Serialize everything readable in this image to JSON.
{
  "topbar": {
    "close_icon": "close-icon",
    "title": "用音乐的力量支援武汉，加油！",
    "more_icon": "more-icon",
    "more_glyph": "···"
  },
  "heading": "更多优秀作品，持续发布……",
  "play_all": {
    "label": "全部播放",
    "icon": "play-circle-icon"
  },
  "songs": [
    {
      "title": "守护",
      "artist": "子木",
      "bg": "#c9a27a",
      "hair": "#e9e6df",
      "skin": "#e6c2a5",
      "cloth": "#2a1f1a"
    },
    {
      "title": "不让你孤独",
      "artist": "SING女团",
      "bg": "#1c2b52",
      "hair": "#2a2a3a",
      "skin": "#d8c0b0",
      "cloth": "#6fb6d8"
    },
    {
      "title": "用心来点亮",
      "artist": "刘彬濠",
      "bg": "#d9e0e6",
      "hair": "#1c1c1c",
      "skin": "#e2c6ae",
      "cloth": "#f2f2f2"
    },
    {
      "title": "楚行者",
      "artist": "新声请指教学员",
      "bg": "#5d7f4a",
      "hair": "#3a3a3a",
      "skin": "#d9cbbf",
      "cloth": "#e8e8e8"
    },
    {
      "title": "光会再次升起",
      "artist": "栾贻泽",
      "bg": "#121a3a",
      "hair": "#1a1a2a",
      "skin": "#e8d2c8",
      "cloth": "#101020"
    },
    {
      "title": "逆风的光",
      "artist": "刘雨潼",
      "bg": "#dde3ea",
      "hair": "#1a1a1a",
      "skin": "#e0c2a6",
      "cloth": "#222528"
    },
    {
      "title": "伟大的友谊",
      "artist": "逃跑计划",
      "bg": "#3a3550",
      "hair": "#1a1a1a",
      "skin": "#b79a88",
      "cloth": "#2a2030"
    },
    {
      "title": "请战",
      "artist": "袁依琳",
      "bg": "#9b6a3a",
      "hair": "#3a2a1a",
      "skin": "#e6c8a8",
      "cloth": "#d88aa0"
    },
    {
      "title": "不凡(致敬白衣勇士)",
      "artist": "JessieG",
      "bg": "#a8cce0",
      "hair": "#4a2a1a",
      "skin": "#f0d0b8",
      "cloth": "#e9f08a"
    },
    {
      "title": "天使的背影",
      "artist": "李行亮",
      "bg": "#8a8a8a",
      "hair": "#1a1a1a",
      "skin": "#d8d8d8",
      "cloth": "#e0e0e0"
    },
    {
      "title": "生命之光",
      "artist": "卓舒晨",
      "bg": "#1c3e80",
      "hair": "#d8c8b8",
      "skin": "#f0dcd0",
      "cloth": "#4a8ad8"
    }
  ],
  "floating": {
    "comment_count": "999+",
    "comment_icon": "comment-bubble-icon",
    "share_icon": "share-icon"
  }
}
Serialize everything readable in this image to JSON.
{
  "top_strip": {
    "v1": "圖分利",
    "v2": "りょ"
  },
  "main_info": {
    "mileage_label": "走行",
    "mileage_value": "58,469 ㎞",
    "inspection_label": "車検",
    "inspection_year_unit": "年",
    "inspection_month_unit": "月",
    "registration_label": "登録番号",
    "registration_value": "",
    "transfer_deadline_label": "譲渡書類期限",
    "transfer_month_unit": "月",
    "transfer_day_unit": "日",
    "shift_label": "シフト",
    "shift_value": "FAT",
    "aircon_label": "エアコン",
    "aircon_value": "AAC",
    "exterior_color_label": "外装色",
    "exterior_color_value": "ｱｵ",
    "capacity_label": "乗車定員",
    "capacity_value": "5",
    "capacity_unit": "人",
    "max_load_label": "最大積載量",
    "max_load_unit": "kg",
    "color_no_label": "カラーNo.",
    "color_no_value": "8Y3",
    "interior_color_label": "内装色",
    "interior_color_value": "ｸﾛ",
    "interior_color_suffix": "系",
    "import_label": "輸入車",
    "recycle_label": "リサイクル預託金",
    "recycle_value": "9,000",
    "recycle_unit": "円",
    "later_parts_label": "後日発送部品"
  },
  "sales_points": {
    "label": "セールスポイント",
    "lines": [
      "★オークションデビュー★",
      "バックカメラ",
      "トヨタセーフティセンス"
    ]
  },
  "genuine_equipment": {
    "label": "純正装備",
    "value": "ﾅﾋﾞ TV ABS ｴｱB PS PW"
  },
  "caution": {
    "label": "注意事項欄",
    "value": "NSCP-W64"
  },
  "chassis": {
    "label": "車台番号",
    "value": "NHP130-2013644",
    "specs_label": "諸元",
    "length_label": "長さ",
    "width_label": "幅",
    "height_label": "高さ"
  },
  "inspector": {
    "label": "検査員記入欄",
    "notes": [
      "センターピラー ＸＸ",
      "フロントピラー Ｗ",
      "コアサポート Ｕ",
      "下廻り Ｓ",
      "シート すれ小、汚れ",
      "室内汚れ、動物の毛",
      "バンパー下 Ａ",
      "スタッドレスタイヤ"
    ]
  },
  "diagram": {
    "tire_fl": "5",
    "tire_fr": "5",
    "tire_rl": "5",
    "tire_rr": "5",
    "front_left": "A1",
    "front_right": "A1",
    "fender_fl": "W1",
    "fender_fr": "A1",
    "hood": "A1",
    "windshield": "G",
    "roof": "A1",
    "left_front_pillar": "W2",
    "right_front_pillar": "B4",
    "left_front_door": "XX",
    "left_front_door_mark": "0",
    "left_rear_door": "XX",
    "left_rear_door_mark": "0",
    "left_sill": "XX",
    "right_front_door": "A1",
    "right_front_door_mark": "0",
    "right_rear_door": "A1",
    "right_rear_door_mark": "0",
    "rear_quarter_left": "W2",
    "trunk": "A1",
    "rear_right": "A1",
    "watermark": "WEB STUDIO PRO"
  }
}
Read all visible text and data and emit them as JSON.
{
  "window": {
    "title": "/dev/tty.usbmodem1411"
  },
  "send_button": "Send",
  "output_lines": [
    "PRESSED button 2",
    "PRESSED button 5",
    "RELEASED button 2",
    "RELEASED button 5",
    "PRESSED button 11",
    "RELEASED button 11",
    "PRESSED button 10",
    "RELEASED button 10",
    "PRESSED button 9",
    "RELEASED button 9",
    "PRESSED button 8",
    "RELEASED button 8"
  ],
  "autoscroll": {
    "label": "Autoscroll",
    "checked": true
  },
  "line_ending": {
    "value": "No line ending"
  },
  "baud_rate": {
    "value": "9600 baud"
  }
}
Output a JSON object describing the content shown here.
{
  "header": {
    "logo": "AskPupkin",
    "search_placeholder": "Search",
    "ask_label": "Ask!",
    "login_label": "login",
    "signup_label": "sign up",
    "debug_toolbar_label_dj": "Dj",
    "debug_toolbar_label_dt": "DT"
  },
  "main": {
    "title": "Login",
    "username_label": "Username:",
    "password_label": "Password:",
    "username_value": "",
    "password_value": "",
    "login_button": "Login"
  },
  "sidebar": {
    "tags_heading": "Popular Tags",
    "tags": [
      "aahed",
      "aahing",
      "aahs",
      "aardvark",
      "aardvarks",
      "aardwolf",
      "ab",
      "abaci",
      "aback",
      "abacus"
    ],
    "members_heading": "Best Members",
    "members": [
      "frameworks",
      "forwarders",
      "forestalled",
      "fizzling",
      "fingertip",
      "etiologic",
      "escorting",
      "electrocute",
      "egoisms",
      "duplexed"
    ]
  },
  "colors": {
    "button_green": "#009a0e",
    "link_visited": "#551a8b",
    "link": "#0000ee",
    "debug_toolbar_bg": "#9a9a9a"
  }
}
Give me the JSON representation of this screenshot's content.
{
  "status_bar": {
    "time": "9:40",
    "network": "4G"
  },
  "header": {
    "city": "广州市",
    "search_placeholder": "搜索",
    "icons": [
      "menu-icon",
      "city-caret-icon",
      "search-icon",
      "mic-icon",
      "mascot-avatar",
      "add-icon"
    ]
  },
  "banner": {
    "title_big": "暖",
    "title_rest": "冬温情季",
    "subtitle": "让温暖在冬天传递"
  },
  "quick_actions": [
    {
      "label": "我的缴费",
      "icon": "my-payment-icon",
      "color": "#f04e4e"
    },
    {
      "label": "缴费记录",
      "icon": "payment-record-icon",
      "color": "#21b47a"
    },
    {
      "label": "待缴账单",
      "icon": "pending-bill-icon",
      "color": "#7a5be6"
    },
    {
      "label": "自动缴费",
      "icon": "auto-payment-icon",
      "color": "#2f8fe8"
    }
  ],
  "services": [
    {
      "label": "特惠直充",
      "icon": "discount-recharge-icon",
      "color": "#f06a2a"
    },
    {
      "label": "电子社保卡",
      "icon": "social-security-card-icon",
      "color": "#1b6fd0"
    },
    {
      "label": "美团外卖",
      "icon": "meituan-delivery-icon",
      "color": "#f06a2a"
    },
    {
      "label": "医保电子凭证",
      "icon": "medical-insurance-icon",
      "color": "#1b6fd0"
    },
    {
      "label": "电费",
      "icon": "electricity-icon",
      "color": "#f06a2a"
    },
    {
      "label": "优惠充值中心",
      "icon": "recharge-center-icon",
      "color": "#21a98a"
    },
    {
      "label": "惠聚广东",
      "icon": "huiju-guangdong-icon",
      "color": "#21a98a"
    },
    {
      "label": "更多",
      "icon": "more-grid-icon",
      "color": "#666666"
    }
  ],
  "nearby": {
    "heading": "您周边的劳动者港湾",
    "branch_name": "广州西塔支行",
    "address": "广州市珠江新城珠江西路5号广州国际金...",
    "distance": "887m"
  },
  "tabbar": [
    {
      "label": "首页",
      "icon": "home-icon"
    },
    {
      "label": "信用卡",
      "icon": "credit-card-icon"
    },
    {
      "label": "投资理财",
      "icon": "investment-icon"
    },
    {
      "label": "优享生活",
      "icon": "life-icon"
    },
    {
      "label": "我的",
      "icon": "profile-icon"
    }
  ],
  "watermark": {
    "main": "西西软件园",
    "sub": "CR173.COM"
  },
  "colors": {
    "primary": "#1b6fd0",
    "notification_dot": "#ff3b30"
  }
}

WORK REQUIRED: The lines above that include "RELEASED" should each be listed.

EXERCISE SOLUTION:
    "RELEASED button 2",
    "RELEASED button 5",
    "RELEASED button 11",
    "RELEASED button 10",
    "RELEASED button 9",
    "RELEASED button 8"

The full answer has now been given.